The following item appeared several days ago in Leah Garchik’s column in the San Francisco Chronicle:
"The third movement of Tchaikovsky's Sixth Symphony has such a razzle-dazzle ending that the San Francisco Symphony audience Thursday cheered at its ending, a definite no-no because there was another movement (much quieter) to come. Afterward, an audience member approached one of the musicians, praised the concert and asked what the encore had been, an inquiry that caused big giggles among the musicians."
Well, I don’t have strong feelings on the clapping-between-movements controversy.

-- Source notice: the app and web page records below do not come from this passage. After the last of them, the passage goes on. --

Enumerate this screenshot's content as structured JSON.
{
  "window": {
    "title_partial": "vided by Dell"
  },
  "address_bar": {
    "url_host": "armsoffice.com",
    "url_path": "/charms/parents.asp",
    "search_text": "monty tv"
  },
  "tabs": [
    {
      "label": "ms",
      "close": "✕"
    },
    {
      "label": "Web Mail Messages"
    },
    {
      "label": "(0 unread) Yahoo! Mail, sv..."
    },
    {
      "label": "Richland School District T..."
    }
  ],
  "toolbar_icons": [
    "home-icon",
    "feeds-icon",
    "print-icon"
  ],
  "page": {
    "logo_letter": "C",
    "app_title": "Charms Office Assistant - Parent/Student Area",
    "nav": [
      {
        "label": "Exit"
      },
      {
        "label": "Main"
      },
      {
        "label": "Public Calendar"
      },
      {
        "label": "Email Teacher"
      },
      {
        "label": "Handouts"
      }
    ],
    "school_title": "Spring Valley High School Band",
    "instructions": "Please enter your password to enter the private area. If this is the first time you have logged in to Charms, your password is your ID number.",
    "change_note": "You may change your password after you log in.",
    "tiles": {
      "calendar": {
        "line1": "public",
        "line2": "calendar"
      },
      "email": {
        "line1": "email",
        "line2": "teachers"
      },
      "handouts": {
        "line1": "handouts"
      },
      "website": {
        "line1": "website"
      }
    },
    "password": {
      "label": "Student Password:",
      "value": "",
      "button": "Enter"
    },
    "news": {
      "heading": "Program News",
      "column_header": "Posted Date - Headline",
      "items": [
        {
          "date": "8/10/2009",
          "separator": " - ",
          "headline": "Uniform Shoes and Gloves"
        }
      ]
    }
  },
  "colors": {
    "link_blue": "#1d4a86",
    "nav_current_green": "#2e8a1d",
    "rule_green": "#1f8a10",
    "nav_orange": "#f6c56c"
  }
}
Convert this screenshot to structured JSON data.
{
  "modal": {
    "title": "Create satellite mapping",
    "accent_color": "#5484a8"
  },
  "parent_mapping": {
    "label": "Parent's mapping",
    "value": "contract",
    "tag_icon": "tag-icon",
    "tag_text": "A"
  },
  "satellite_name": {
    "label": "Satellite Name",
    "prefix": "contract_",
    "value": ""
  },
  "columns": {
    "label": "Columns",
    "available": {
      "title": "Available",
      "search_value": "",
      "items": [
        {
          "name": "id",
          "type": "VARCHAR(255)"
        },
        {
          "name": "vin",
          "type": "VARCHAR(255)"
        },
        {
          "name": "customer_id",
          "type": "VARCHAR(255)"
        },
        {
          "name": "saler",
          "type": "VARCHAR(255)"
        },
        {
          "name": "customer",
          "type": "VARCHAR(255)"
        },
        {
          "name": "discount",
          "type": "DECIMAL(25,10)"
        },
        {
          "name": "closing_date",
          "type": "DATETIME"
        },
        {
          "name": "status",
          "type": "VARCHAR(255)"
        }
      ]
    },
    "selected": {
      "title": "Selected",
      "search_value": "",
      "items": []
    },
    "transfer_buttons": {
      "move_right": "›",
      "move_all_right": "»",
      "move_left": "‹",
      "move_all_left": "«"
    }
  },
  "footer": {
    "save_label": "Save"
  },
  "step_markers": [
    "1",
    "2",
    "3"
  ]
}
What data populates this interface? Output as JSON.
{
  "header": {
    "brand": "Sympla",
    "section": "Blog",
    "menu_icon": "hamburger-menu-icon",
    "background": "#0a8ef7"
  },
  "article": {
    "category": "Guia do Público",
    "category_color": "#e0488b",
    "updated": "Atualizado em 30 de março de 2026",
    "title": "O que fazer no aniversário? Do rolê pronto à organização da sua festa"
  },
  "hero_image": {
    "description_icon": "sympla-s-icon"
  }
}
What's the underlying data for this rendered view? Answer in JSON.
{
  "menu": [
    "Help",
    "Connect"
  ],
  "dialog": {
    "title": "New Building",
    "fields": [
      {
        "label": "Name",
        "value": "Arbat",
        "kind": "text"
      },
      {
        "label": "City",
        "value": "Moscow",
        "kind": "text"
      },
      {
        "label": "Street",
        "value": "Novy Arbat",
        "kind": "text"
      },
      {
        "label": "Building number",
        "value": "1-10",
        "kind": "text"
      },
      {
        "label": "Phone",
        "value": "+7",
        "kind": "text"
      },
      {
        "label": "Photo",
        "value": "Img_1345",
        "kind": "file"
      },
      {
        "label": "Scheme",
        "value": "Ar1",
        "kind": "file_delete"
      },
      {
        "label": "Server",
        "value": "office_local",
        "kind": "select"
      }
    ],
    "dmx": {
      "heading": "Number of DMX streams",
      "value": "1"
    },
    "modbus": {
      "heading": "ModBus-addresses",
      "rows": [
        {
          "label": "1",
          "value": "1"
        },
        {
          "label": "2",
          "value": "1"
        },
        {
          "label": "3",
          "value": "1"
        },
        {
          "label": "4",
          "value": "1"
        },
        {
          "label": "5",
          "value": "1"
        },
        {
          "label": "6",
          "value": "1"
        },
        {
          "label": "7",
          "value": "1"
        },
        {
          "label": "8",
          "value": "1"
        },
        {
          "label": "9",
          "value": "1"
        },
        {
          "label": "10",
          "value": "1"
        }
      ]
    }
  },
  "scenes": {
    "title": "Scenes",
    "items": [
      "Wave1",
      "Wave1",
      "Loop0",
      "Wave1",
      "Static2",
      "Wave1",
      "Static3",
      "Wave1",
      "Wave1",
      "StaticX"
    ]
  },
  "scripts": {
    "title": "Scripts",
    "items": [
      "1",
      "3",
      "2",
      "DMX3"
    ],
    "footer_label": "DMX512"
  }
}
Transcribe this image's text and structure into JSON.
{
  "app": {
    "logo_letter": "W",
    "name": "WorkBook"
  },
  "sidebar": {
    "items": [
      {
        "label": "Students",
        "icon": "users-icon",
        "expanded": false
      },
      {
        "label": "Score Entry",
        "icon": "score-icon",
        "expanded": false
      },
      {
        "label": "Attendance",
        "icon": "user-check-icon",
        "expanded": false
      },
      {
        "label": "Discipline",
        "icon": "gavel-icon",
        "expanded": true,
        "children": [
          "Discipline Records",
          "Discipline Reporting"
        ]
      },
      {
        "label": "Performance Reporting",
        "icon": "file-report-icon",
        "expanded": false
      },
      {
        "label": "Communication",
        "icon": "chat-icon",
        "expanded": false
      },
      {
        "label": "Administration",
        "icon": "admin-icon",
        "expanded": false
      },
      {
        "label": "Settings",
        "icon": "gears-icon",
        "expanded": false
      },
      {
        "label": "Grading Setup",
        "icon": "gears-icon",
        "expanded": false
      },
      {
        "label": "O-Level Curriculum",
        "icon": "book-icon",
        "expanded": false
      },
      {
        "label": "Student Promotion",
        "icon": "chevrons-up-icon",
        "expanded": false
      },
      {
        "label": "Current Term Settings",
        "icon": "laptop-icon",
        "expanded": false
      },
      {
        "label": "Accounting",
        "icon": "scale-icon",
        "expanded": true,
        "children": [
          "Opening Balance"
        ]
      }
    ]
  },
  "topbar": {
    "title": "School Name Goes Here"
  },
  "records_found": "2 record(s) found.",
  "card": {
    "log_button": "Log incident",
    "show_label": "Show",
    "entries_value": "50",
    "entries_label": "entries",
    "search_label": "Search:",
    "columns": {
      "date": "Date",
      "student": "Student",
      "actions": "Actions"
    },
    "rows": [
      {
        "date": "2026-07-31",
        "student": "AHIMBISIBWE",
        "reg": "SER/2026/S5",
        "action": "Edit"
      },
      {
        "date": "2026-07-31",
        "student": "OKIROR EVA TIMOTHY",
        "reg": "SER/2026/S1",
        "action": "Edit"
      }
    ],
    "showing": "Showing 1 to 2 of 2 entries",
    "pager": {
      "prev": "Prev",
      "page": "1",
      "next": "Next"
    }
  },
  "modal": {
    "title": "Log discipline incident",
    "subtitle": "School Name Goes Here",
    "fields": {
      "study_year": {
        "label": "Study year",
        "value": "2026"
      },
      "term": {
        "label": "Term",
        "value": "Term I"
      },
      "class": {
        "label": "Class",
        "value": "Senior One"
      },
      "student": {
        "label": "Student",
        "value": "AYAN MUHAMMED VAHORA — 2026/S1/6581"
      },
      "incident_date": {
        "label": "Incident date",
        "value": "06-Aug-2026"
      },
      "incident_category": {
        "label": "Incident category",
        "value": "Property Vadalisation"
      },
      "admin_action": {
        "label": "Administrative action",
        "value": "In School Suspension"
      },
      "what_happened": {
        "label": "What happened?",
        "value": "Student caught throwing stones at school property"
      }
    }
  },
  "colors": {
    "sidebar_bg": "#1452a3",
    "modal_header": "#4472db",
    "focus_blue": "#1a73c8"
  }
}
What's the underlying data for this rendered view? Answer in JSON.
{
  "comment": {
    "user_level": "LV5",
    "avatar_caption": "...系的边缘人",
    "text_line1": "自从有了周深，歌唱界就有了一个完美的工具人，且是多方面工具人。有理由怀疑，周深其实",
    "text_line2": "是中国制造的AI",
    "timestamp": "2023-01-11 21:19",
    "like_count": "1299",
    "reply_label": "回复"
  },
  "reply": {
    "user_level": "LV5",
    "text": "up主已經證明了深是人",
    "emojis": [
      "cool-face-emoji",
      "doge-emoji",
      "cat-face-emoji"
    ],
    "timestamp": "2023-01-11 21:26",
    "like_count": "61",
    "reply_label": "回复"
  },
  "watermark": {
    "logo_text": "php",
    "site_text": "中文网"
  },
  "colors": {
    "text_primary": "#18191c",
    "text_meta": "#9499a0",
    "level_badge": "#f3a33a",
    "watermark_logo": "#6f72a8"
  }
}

I oppose anything that disrupts the music or the mood for everyone else, but I’m not really convinced that clapping during a pause between symphony movements does that, at least as compared to clapping between each song in a recital set or being the first to scream bravo before a song has finished. It’s the last sentence of the item that contains the irritant: the very fact that this audience member was not already immersed in concert-going etiquette, familiar (or over-familiar) with every single note of Tchaikovsky's Sixth, and had not been looking at the list of movements in the program during the performance, indicates to me that she (I’ll just use “she” for convenience; I have no idea of the gender here) was, of all things, actually listening to the music. Gee, she might even be one of those “new audience members” arts groups are allegedly so desperate to reach. So she, having no doubt paid a fair amount for her ticket, instead of rushing out immediately like most symphony-goers took the trouble to compliment the musicians and ask about the music, which obviously had touched her. For this she gets the snotty "big giggle" treatment by the in-the-know sophisticates. I hope at least they had the decency to give that member of their paying public a courteous and straightforward answer to her face before they alerted the media. Well, being a swell fiddle player doesn’t guarantee either sensitivity or sense.